Where should women with pelvic floor dysfunction seek help?
Women should seek help initially from their GPs. Some women are able to self- refer to continence advisors or pelvic health physiotherapists for conservative treatments. Some women will need to be referred by the GP to access these services. Often GPs will fit ring pessaries and will refer up to the urogynaecology team in secondary care for more complex prolapses and for women who haven’t responded to conservative treatments who need further assessment and investigations.
Bladder and bowel care

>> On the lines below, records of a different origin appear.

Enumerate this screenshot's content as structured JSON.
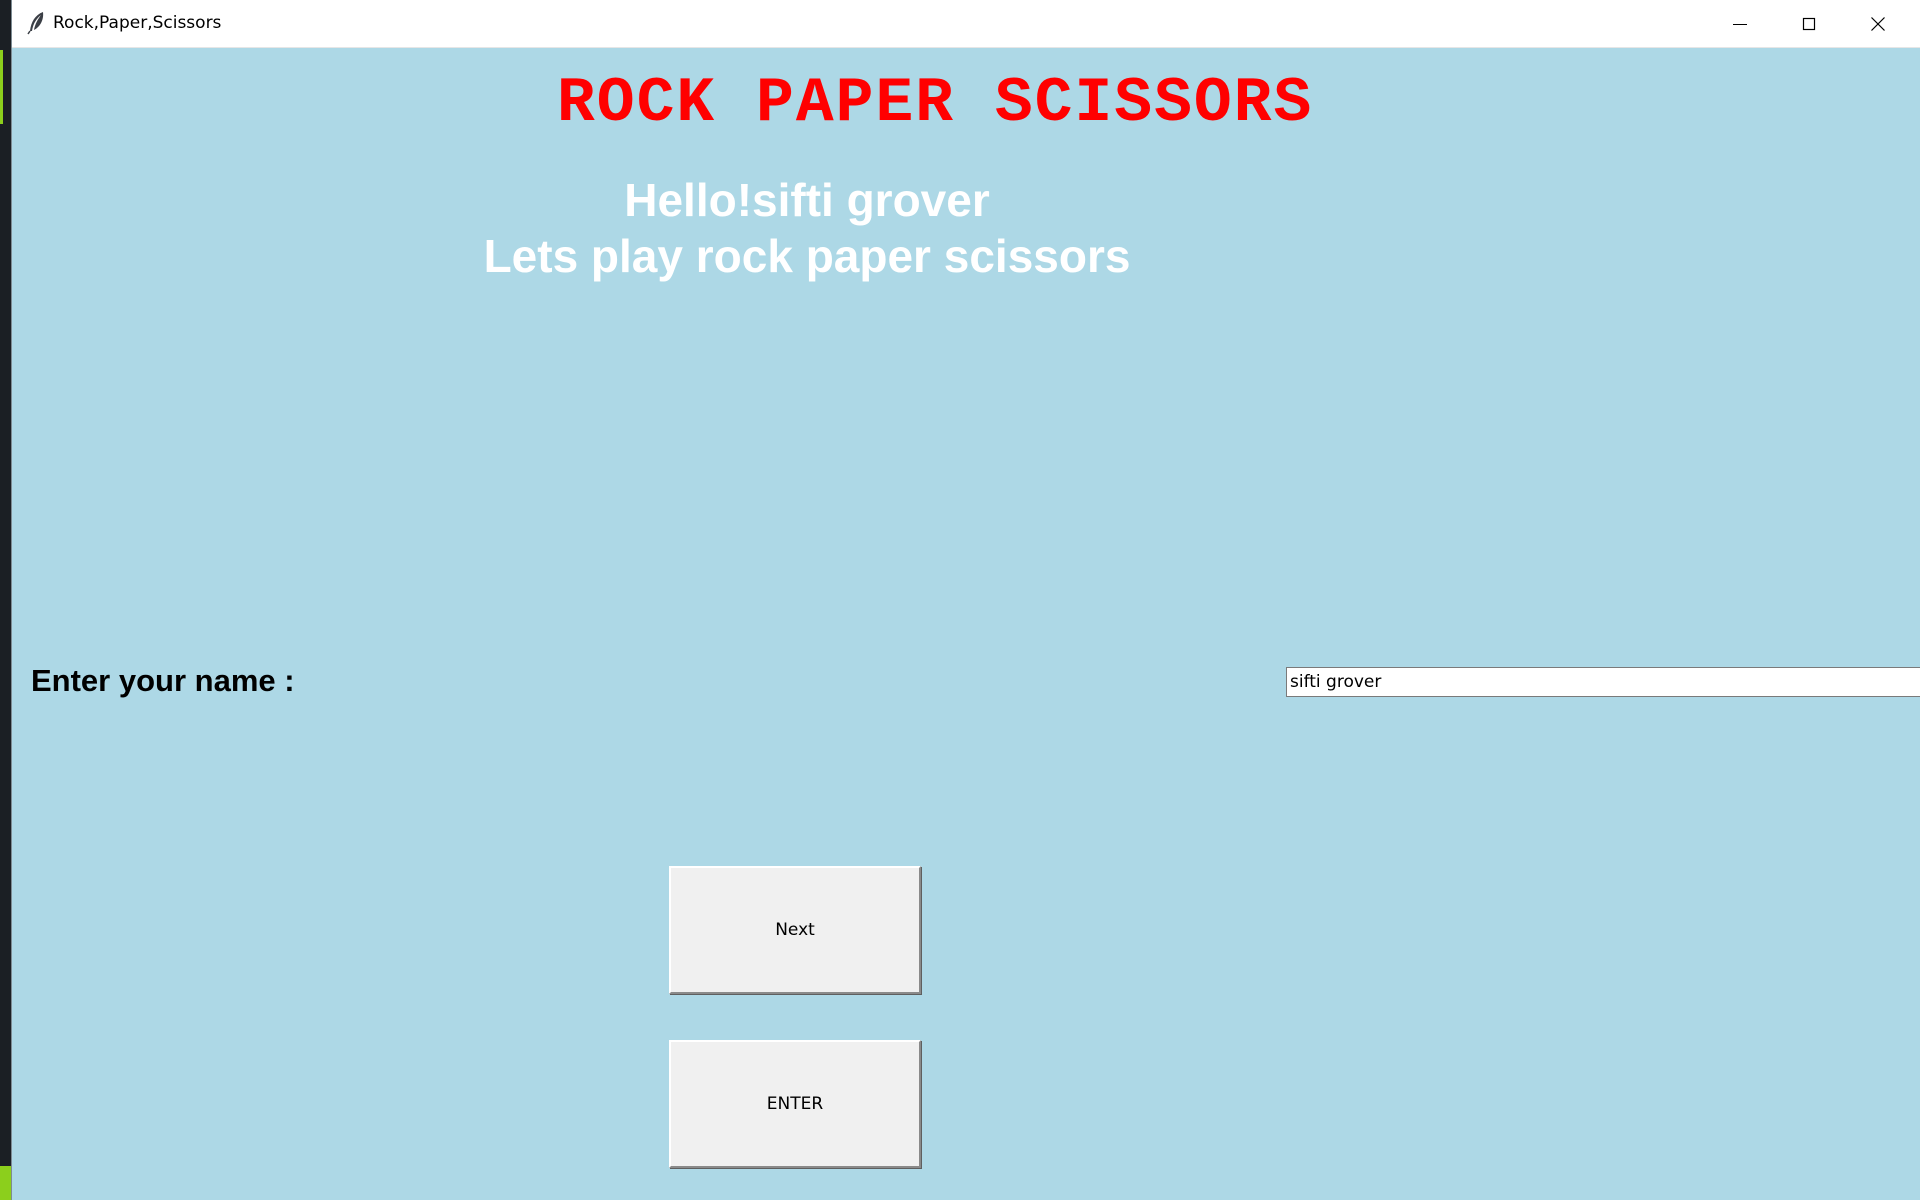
{
  "window": {
    "title": "Rock,Paper,Scissors",
    "app_icon": "feather-icon",
    "controls": {
      "minimize_icon": "minimize-icon",
      "maximize_icon": "maximize-icon",
      "close_icon": "close-icon"
    }
  },
  "content": {
    "heading": "ROCK PAPER SCISSORS",
    "greeting_line1": "Hello!sifti grover",
    "greeting_line2": "Lets play rock paper scissors",
    "name_label": "Enter your name :",
    "name_input_value": "sifti grover",
    "next_button_label": "Next",
    "enter_button_label": "ENTER"
  },
  "colors": {
    "background": "#add8e6",
    "heading": "#ff0000",
    "greeting": "#ffffff",
    "button_face": "#f0f0f0"
  }
}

A joint Bladder and Bowel Care and Childbirth Project from the RCN Midwifery, Woman’s Health and the Bladder and Bowel care forums created clinical evidence based online guidance for registered nurses, midwives, maternity support workers (MSWs) and nursing associates (NAs) looking at bowel and bladder care of pregnant and postnatal women. See: RCN (2021) Bladder and Bowel Care in Childbirth.
Nurses role in urogynaecology
Many of the treatments available for women with pelvic floor dysfunction can be delivered in nurse-led clinics. There is plenty of opportunity to develop extended skills. Many urogynaecology nurse specialists have undertaken training in urodynamics, pessary fitting and removal, flexible cystoscopies and have completed their non- medical prescribing course.
There isn’t a specific pathway into urogynaecology. Many nurses work or have worked in gynaecology or urology. Nurses wanting to develop a specialism in urogynaecology should be motivated, keen to learn new skills, be able to work independently and under pressure. Urodynamic courses are available to gain competency in undertaking the test independently, but there are few courses available to learn pessary fitting and changing. Nurses often learn how to manage pessaries by observing more experienced colleagues.
There are many opportunities to work with the multidisciplinary team. Women’s health physiotherapists play a vital role in providing pelvic floor exercises to women with pelvic floor dysfunction. Many joint pelvic floor multi-disciplinary meetings are held involving urologists, colorectal surgeons and urogynecologists where complex cases are discussed and often managed together.
Nurses often learn how to manage pessaries by observing more experienced colleagues. A new pessary guideline has been developed and published by the UKCS to help standardise pessary training and management. The guideline contains a training document and comprehensive guideline detailing pessary sizing, selection and management of complications with infographics, flow charts and videos to be used in practice. See below for link to the guideline.
- NICE (2019). Urinary incontinence and pelvic organ prolapse in women: management NG123
- NICE (2021). Pelvic floor dysfunction: prevention and non-surgical management
- RCN (2021). Bladder and Bowel Care in Childbirth
- United Kingdom Continence Society (UKCS) (2021). UK Clinical Guideline: for best practice in the use of vaginal pessaries for pelvic organ prolapse
- United Kingdom Continence Society (UKCS) (2018). Minimum standards for urodynamic studies
- North Bristol NHS Trust. Basic Urodynamics Course
- North Bristol NHS Trust. Certificate in Urodynamics Course
Page last updated - 14/12/2023